Beto O’Rourke (D)
O’Rourke raised $9.4 million in the first 18 days of his campaign, he announced Wednesday, a total that resulted from 218,000 contributions, with an average of $43 donated.
From ABC News:
At the National Action Conference convention on Wednesday, the former Texas congressman discussed the legalization of marijuana as a criminal justice reform issue and an end to both the cash-bail system and for-profit prisons. He added that, as president, he would sign a bill proposed by Rep. Sheila Jackson Lee, D-Texas, creating a commission to study reparations.
This weekend, O’Rourke makes his second trip to Iowa as a presidential candidate for 11 events across the state Friday through Sunday.
Tim Ryan (D)
The Ohio congressman officially announced his presidential candidacy during an interview on “The View” Thursday.
From ABC News:
Recalling a conversation with his daughter, after one of her friend’s father was transferred from an Ohio automotive plant, he said, “My daughter called me and she said, ‘You got to do something.’ And I said, ‘I’m going to do something. I’m going to run for president of the United States. We’re going to make sure this doesn’t happen anymore.'”

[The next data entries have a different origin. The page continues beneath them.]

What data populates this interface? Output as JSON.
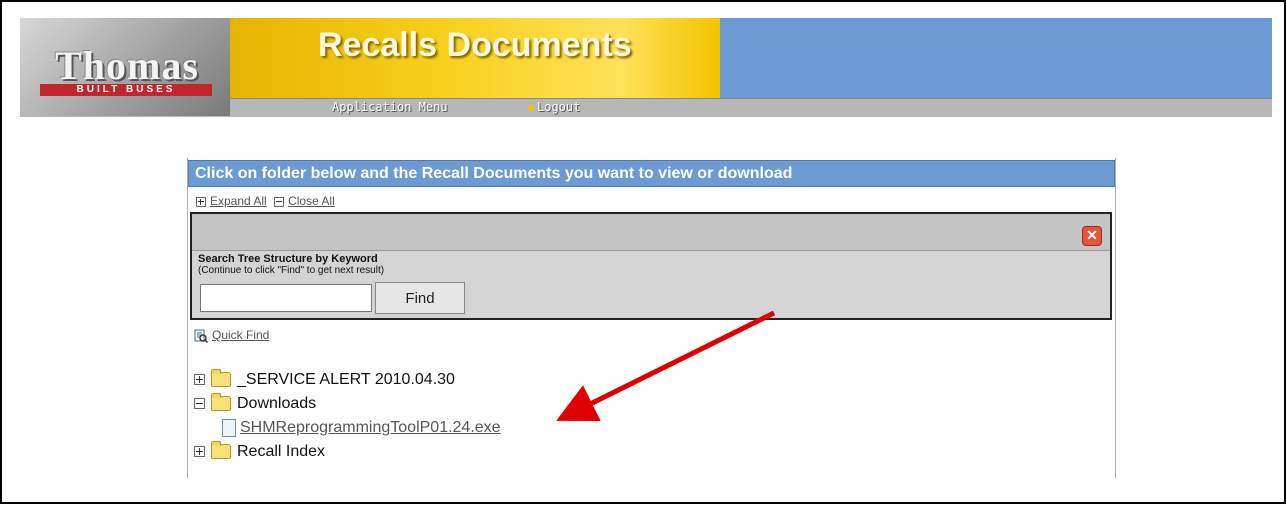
{
  "header": {
    "logo_text": "Thomas",
    "logo_subtext": "BUILT BUSES",
    "title": "Recalls Documents",
    "menu": {
      "application_menu": "Application Menu",
      "logout": "Logout"
    }
  },
  "panel": {
    "title": "Click on folder below and the Recall Documents you want to view or download",
    "expand_all": "Expand All",
    "close_all": "Close All",
    "search": {
      "label": "Search Tree Structure by Keyword",
      "hint": "(Continue to click \"Find\" to get next result)",
      "input_value": "",
      "find_label": "Find"
    },
    "quick_find": "Quick Find"
  },
  "tree": {
    "items": [
      {
        "label": "_SERVICE ALERT 2010.04.30",
        "expanded": false
      },
      {
        "label": "Downloads",
        "expanded": true
      },
      {
        "label": "SHMReprogrammingToolP01.24.exe",
        "type": "file"
      },
      {
        "label": "Recall Index",
        "expanded": false
      }
    ]
  },
  "colors": {
    "header_blue": "#6b9bd2",
    "title_yellow": "#f7d11e",
    "arrow_red": "#e00000"
  }
}
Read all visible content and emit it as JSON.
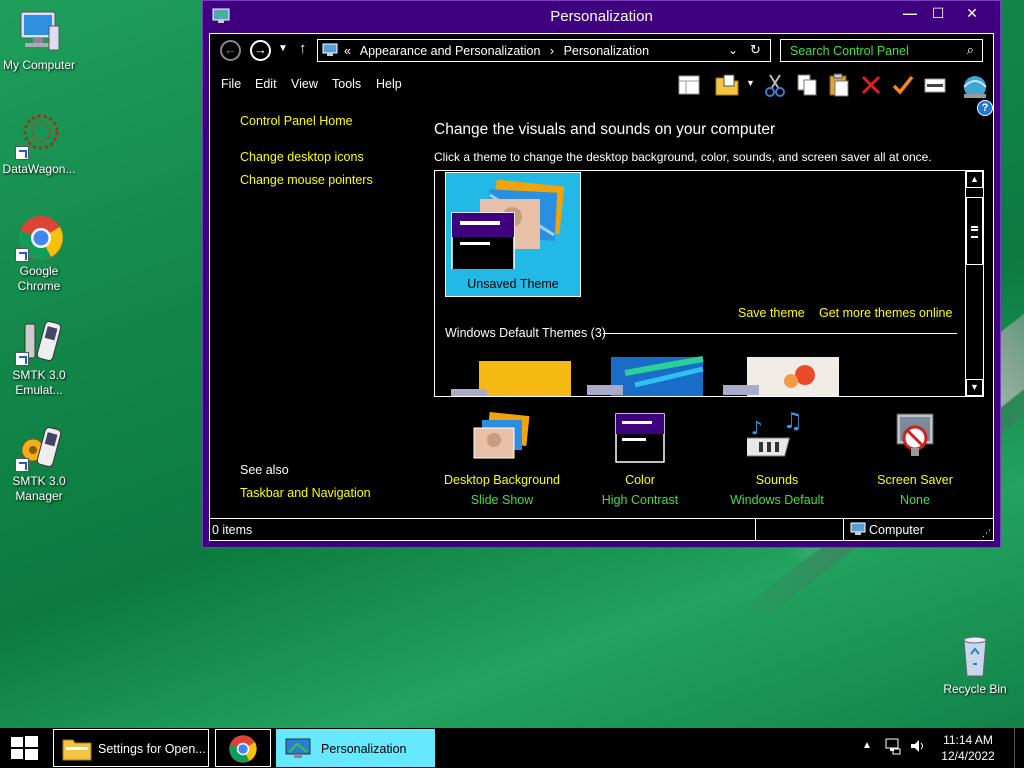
{
  "desktop": {
    "icons": [
      {
        "name": "my-computer",
        "label": "My Computer"
      },
      {
        "name": "datawagon",
        "label": "DataWagon..."
      },
      {
        "name": "google-chrome",
        "label": "Google Chrome"
      },
      {
        "name": "smtk-emulator",
        "label": "SMTK 3.0 Emulat..."
      },
      {
        "name": "smtk-manager",
        "label": "SMTK 3.0 Manager"
      },
      {
        "name": "recycle-bin",
        "label": "Recycle Bin"
      }
    ]
  },
  "window": {
    "title": "Personalization",
    "buttons": {
      "minimize": "—",
      "maximize": "☐",
      "close": "✕"
    },
    "address": {
      "prefix": "«",
      "crumbs": [
        "Appearance and Personalization",
        "Personalization"
      ],
      "separator": "›"
    },
    "search_placeholder": "Search Control Panel",
    "menus": [
      "File",
      "Edit",
      "View",
      "Tools",
      "Help"
    ],
    "left_links": [
      "Control Panel Home",
      "Change desktop icons",
      "Change mouse pointers"
    ],
    "see_also": {
      "label": "See also",
      "links": [
        "Taskbar and Navigation"
      ]
    },
    "heading": "Change the visuals and sounds on your computer",
    "subheading": "Click a theme to change the desktop background, color, sounds, and screen saver all at once.",
    "themes": {
      "current": "Unsaved Theme",
      "save": "Save theme",
      "get_more": "Get more themes online",
      "section": "Windows Default Themes (3)"
    },
    "bottom": [
      {
        "title": "Desktop Background",
        "value": "Slide Show"
      },
      {
        "title": "Color",
        "value": "High Contrast"
      },
      {
        "title": "Sounds",
        "value": "Windows Default"
      },
      {
        "title": "Screen Saver",
        "value": "None"
      }
    ],
    "status": {
      "items": "0 items",
      "location": "Computer"
    }
  },
  "taskbar": {
    "buttons": [
      "Settings for Open...",
      "Personalization"
    ],
    "time": "11:14 AM",
    "date": "12/4/2022"
  },
  "colors": {
    "frame": "#3f007e",
    "link": "#ffff00",
    "value": "#40e040",
    "active_task": "#66e8ff"
  }
}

Ryan went on to outline his plan to the U.S. a leader in green manufacturing and argued that, as president, Trump forgot the blue collar workers he courted so hard during the 2016 campaign.
Bernie Sanders (D)
In the 40 days from the launch of his campaign through the end of March, Sanders raised over $18 million, the largest sum among candidates who have revealed their first quarter fundraising totals. Aides to the senator told reporters Tuesday that the total came from 900,000 individual donations, with an average donation of $20 and that 99.5% of donations were $100 or less.
Sanders’ campaign put out a call to its claimed 1 million volunteers to host events on April 27, as it launches its organizing program.
The senator will spend the forthcoming weekend in Iowa, with events in Davenport on Friday, Muscatine, Burlington and Fairfield on Saturday and Oskaloosa and Malcolm on Sunday.
Elizabeth Warren (D)
Warren captured headlines with the announcement of the Corporate Executive Accountability Act, her plan to hold company leaders liable for their firms’ potential misdeeds. Violations could lead to punishments including multiple years in prison.
On Thursday, the Massachusetts senator sent a letter to the Department of Homeland Security’s inspector general calling for an investigation into access to Trump at his Mar-a-Lago club, in the wake of an arrest of a Chinese woman who allegedly bypassed security at the club in late March.
Andrew Yang (D)
Yang raised $1.7 million in less than two months across February and March, his campaign announced Tuesday, with 99% of donations arriving in denominations less than $200 and an average donation of less than $18. The campaign added that over $250,000 was raised in the last four days of March.
The entrepreneur released an ambitious travel schedule for the month ahead, with events taking him to New Hampshire, Massachusetts, Washington, D.C., Georgia, California, Nevada and Iowa before then end of April.